Christian Cooper Says Tearing Amy Cooper's Life Apart Won't Solve America's Racial Issues

Black bird watcher Christian Cooper said he is uncomfortable with the intense backlash against Amy Cooper, no relation, the white woman seen in a viral video calling the police on him in New York's Central Park and claiming to feel threatened.

Amy Cooper, who has since apologized, lost her job and handed her dog back to the rescue center after a video of the incident captured attention online.
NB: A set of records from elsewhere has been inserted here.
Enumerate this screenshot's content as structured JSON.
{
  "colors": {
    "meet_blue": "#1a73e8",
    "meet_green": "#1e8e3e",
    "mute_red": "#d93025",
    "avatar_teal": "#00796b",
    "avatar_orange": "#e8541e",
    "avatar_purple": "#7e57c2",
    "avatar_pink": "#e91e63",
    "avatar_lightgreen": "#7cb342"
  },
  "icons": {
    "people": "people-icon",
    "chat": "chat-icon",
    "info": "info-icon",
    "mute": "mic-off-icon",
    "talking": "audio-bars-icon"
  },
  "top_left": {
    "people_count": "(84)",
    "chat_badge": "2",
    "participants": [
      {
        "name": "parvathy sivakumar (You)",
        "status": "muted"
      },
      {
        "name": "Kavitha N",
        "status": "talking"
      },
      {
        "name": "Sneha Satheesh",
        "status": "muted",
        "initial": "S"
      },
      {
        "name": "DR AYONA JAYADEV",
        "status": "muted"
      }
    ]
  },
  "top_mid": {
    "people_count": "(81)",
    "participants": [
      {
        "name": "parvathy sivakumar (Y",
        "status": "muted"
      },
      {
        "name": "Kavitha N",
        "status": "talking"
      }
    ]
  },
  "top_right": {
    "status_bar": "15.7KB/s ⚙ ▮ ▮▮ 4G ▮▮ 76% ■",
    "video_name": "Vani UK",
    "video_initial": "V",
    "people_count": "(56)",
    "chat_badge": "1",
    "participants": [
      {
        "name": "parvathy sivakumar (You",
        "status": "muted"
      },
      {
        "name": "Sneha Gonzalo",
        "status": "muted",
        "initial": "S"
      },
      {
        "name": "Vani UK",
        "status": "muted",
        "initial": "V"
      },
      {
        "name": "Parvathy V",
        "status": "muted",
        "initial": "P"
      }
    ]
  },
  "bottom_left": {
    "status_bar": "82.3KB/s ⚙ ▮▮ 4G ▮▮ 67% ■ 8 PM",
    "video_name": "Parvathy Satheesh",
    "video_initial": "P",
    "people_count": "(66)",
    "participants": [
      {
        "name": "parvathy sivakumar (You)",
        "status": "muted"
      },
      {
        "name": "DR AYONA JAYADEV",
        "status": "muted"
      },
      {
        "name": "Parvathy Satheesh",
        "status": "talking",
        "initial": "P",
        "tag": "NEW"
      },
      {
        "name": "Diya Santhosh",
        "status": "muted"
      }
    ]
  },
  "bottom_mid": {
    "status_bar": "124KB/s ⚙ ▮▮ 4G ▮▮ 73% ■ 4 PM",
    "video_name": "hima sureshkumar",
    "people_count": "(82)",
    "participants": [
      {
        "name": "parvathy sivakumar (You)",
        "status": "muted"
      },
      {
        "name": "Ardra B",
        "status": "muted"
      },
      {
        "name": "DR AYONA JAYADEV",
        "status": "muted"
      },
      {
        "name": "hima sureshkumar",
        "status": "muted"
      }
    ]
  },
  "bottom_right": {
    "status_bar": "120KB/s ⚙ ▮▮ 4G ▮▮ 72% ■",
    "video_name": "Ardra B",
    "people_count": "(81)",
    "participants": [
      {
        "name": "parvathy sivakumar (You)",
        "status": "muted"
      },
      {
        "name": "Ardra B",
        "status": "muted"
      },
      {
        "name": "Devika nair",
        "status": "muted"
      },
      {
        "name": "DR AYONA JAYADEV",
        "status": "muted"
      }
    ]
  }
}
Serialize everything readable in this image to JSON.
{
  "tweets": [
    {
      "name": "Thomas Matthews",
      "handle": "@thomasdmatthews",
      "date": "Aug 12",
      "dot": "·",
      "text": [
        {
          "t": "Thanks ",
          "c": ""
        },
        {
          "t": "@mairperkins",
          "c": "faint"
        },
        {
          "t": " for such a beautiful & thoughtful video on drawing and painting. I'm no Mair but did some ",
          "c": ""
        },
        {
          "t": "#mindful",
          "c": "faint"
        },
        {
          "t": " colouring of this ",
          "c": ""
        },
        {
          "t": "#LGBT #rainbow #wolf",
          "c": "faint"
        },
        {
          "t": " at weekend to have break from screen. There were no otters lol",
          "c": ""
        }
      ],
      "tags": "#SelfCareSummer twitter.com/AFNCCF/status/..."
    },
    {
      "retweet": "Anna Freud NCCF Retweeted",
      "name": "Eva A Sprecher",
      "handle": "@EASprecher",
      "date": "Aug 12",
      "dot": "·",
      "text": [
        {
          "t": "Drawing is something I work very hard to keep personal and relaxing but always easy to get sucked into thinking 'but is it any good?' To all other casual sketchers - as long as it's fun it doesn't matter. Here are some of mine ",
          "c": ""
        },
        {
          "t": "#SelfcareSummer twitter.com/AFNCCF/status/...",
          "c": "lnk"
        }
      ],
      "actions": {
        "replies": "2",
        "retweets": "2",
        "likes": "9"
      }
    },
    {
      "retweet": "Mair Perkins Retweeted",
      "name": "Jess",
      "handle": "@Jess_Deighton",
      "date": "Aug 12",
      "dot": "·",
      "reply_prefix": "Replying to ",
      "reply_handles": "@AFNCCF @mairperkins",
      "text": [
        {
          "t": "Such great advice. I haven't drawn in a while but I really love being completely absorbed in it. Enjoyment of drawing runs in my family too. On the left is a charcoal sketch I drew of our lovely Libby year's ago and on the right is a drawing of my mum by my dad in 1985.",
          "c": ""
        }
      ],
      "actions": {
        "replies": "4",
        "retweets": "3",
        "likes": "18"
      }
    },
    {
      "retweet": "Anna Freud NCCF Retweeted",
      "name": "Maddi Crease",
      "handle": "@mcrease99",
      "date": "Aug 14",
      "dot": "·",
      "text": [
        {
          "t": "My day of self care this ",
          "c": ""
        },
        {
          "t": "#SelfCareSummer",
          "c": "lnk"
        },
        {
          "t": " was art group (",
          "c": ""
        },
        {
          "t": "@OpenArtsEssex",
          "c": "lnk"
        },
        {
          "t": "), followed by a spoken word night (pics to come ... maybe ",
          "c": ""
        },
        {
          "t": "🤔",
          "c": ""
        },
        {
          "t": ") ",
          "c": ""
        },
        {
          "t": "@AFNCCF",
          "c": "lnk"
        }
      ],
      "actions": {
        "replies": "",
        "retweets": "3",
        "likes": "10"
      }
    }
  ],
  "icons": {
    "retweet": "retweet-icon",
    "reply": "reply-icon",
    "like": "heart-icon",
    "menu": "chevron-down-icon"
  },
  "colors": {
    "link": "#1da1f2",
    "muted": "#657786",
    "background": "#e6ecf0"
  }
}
It was viewed tens of millions of times.

Speaking to the New York Daily News, Christian Cooper said he is "not sure how I feel" about Amy Cooper losing her job, adding that focusing on her glosses over the wider context in which the incident took place.

"I can't see how that addresses the underlying issues," he said. "I think it's important to move beyond this instance and this one individual.

"Too much focus has been put on her when it really is about the underlying issues that have plagued this city and this country for centuries. Racial issues."

The 57-year-old writer and editor said he is "very upset" about the death threats Amy Cooper has received in the wake of the video going viral. "That's antithetical to the appropriate response," he said.

"If you're upset that she put my life in danger by trying to bring the cops down on a black man, then how can you turn around and make a death threat? That makes no sense. It's downright awful."

Speaking to The New York Times, Cooper said he is "uncomfortable" with the "frenzy" that has surrounded Amy Cooper in recent days: "If our goal is to change the underlying factors, I am not sure that this young woman having her life completely torn apart serves that goal."

Amy Cooper called 911 to claim that there is an African American man "recording me and threatening myself and my dog" after he asked her to leash her pet and she allegedly declined to do so, contravening the park's rules.

During the clip, she says she will call the police and "tell them there's an African American man threatening my life" after Christian Cooper refuses to stop recording her.

The dispute took place in an area of Central Park called The Ramble, where it is required to keep dogs leashed due to the wildlife and birds living there.

It was condemned as the latest occurrence of a white woman calling the police on a black person for innocuous reasons.

Amy Cooper's critics accused her of attempting to make Christian Cooper fear for his life by repeatedly telling police it was an African American threatening her, playing on the issue of unarmed black people shot and killed by law enforcement officers.

Central Park this morning: This woman's dog is tearing through the plantings in the Ramble.ME: Ma'am, dogs in the Ramble have to be on the leash at all times. The sign is right there. HER: The dog...

After the video went viral, Amy Cooper was fired from her job as head of insurance portfolio management at Franklin Templeton. "We do not tolerate racism of any kind at Franklin Templeton," the company said in a statement.

She also voluntarily surrendered her dog to the Abandoned Angels Cocker Spaniel Rescue, where she had adopted it years ago following concerns that she was choking her pet with its leash while talking to police on the phone.

New York Mayor Bill de Blasio condemned the incident as "racism, plain and simple."

He tweeted: "She called the police BECAUSE he was a Black man. Even though she was the one breaking the rules. She decided he was the criminal and we know why. This kind of hatred has no place in our city."

In a statement, Amy Cooper apologized and admitted that she "reacted emotionally and made false assumptions" about Christian Cooper when, in fact, she was in the wrong for not having her dog on a leash.

"When Chris began offering treats to my dog and confronted me in an area where there was no one else nearby and said, 'You're not going to like what I'm going to do next,' I assumed we were being threatened when all he had intended to do was record our encounter on his phone," she said.

"I am well aware of the pain that misassumptions and insensitive statements about race cause and would never have imagined that I would be involved in the type of incident that occurred with Chris.

"I hope that a few mortifying seconds in a lifetime of forty years will not define me in his eyes and that he will accept my sincere apology."

The Plaza Hotel and other midtown buildings are seen in the background as leaves begin to change around The Pond, one of Central Park's seven bodies of water, in Central Park in New York on October 30, 2017. Black bird watcher Christian Cooper has condemned the backlash against the white woman seen in a viral video calling the police on him. TIMOTHY A. CLARY/AFP/Getty